According to www.stateline.org, five companies are responsible for producing the majority of state tests currently in use: CTB/McGraw-Hill, Educational Testing Service, Harcourt Assessment, Pearson Educational Measurement and Riverside Publishing. Together, they own about 90 percent of the state-testing business, which has blossomed into a $1.1 billion industry since passage of the federal No Child Left Behind Act in 2001. The law, which took effect in January 2002, requires states to give annual reading and math tests to third through eighth graders, and to re-test students in those subjects in high school.
On Sept. 21 the Keystone exams were formally submitted to the IRRC legislative committee, as well as the House and Senate Education Committee
“Text of the regulations is not yet posted but will be eventually, along with the required regulatory analysis document sometime soon,” Callahan said. “Without the text being published, it’s difficult to know what it’s going to say.”
IRRC will meet in Harrisburg on Oct. 22.
The House and Senate Education Committee have until 24 hours before the meeting to take action on the regulations, she allowed.
Testimony of Secretary of Education Gerald L. Zahorchak before the Senate Education Committee in June — available at www.edweek.org — supported the case for stronger high school graduation requirements.
“Let me underscore why business leaders statewide, the State Board of Education, and many of our educational leaders believe there is such a sense of urgency in addressing the need to better prepare our students for college and the workforce,” Zahorchak said, as he made the following points: Approximately 50,000 students graduate each year from a Pennsylvania public high school without demonstrating proficiency on the PSSAs.
A 2009 study by Penn State’s College of Education revealed that only 18 of Pennsylvania’s 500 school districts — making up less than 3 percent of the state’s total public school enrollment — appropriately measure whether their students can read and do math at the 12th grade level in order to award high school diplomas, according to a February 2009 study.
Zahorchak also noted that in 2007-08, 20,394 public high school graduates who enrolled in a public higher education institution required some form of remediation, with a total cost to taxpayers, students, and parents in excess of $26 million.
Finally, it was revealed that 66 percent of business leaders surveyed considered it a high priority that new employees be able to demonstrate that they have the basic skills to enter the workforce.
Colonial School District superintendent Vince Cotter regards the Keystone Exams as a burdensome mandate.
“It’s being imposed on school districts like Colonial that have made AYP (Adequate Yearly Progress) consistently,” Cotter said. “Additionally, it appears to structurally and financially penalize the districts that have previously invested heavily in the development of final exams that are aligned with state and national standards.
“From a practical perspective, the Keystone Exams’ percentage calculated into a student’s final grade appears to be too heavily weighted and further undermines a rigorous curriculum already designed to address national and state standards,” he added.
“Finally, at a time when additional state funding for a district like Colonial is virtually non-existent and local revenues have diminished due to the downturn in the economy along with previously established financial limitations through Act 1, the development of a state testing program that would literally cost millions of dollars should be reconsidered in this current economic environment.”
Gary Puleo can be reached at 610-272-2500, ext. 205, or email@example.com.
This is definitely something that can change at any moment.

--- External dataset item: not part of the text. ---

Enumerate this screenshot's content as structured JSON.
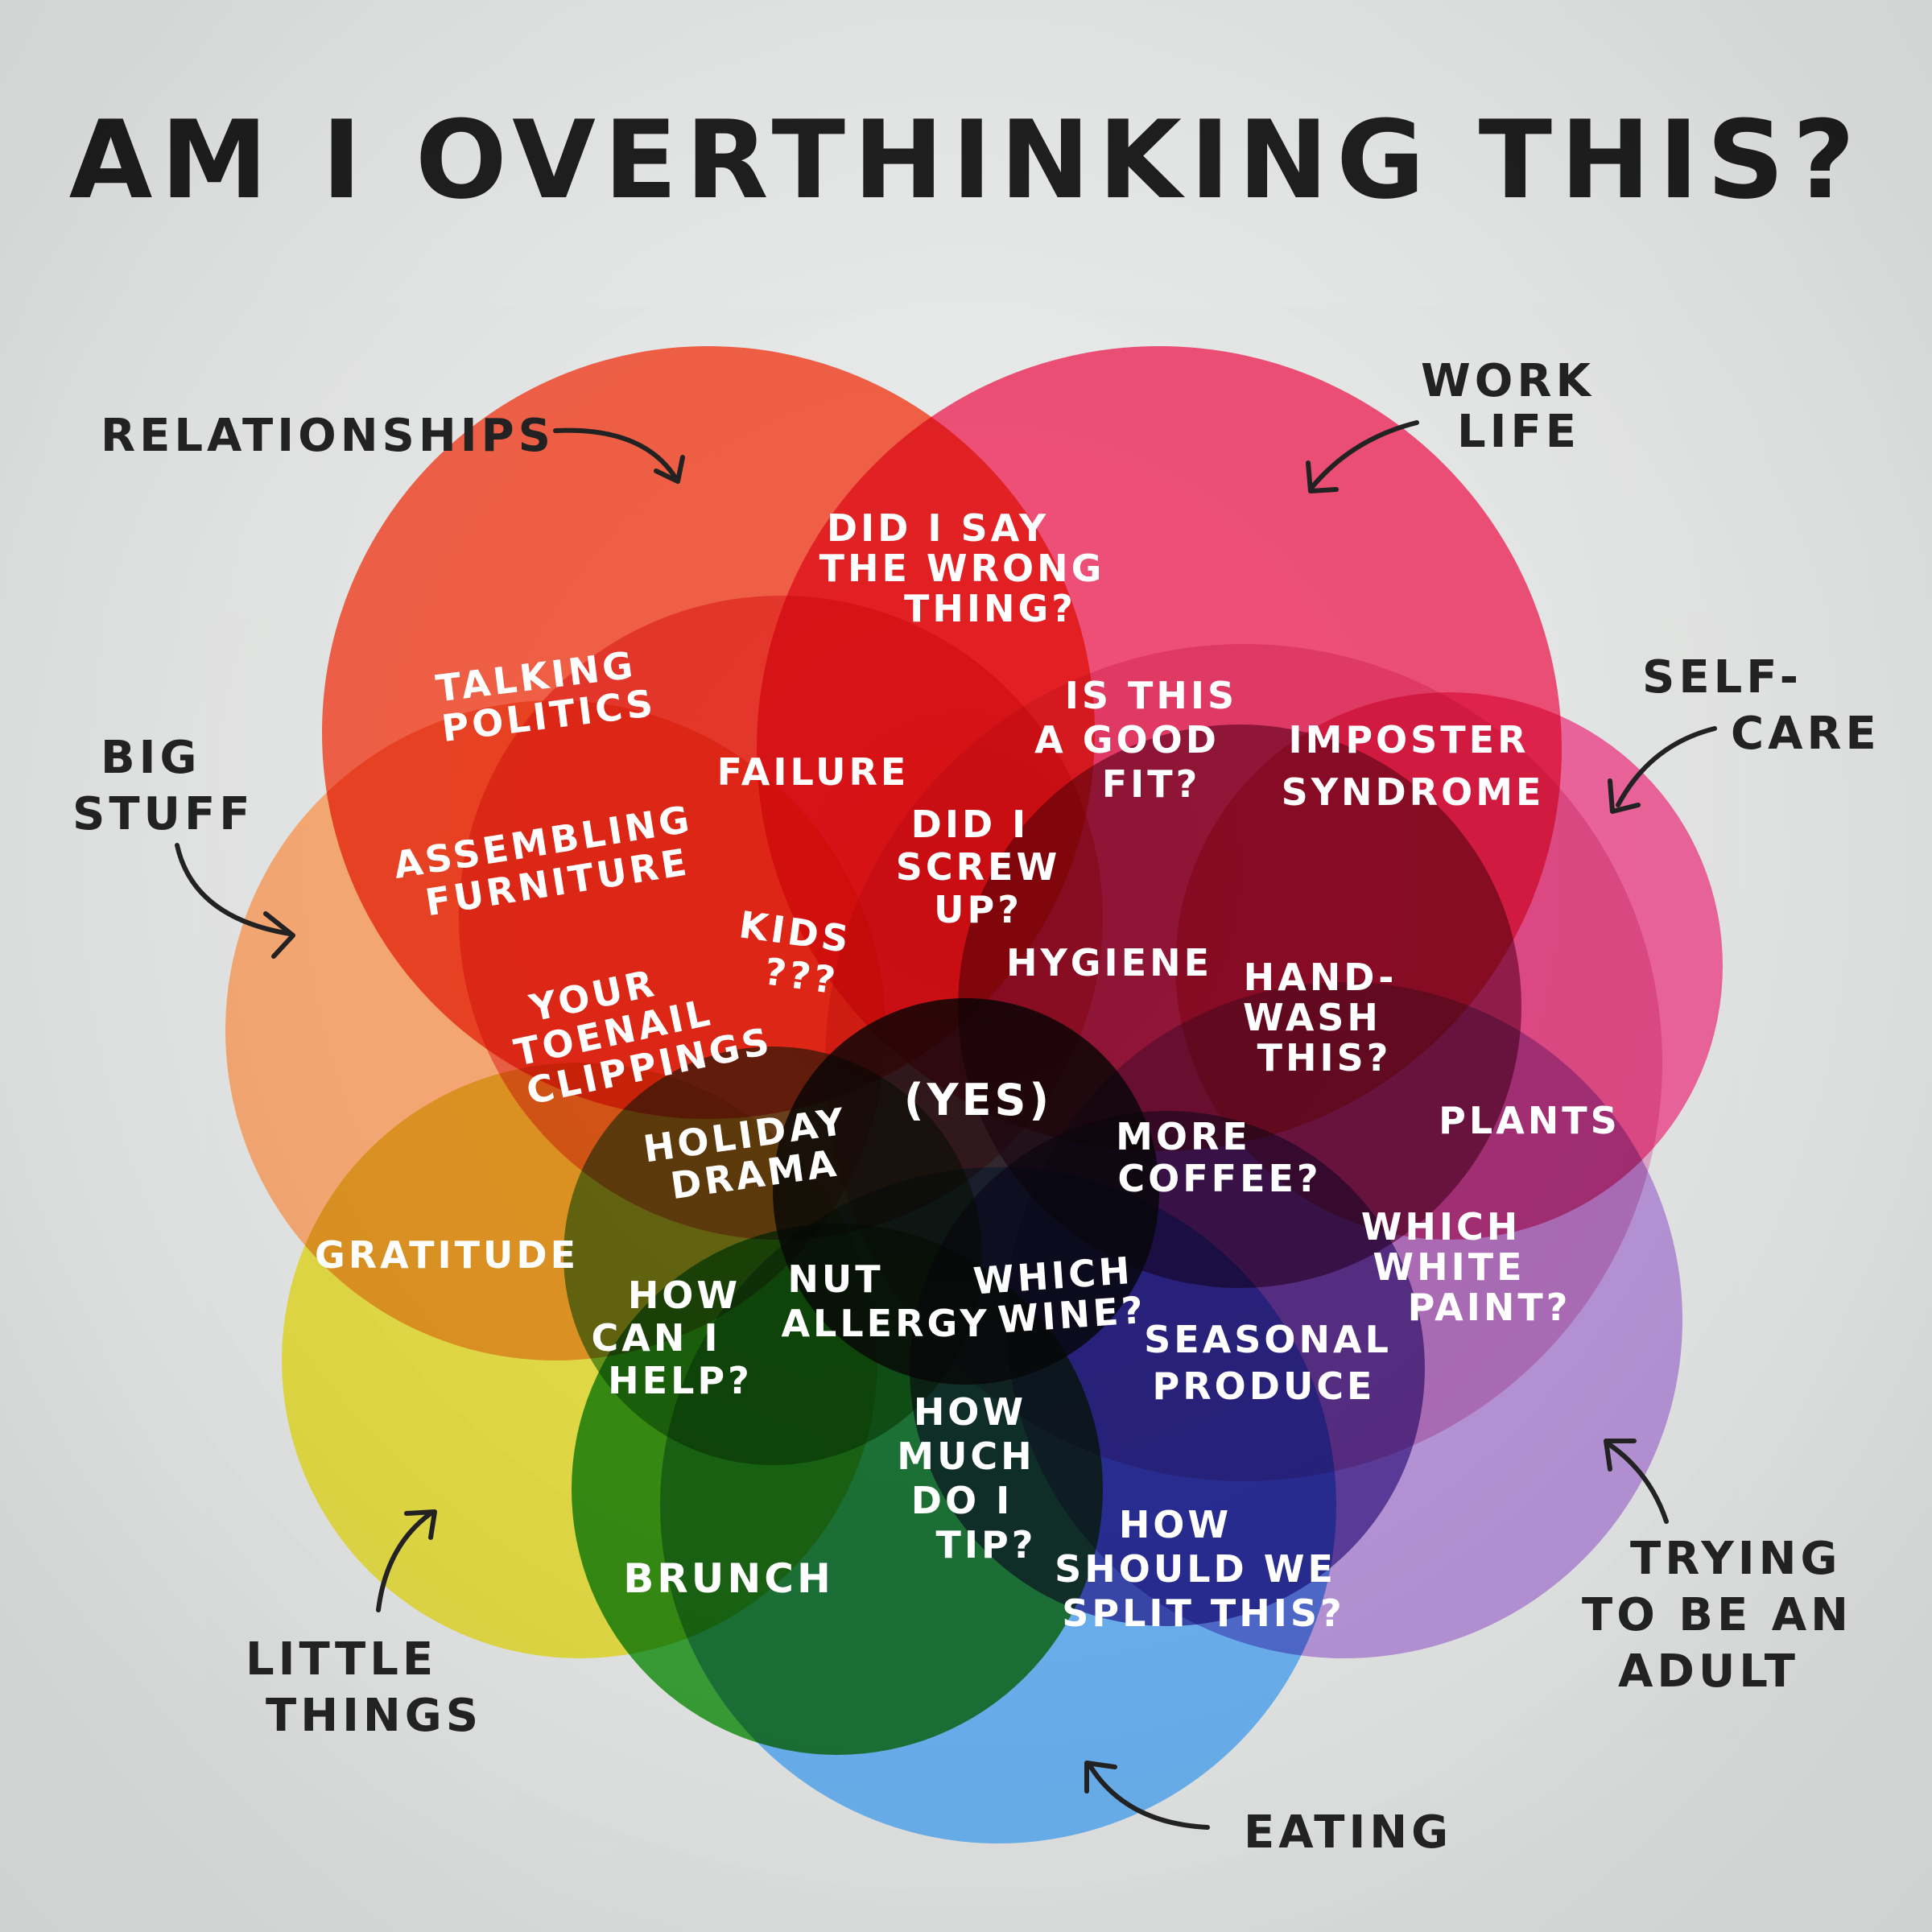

Legislators are dealing with this and the budget at the same time.
Thanks for reading.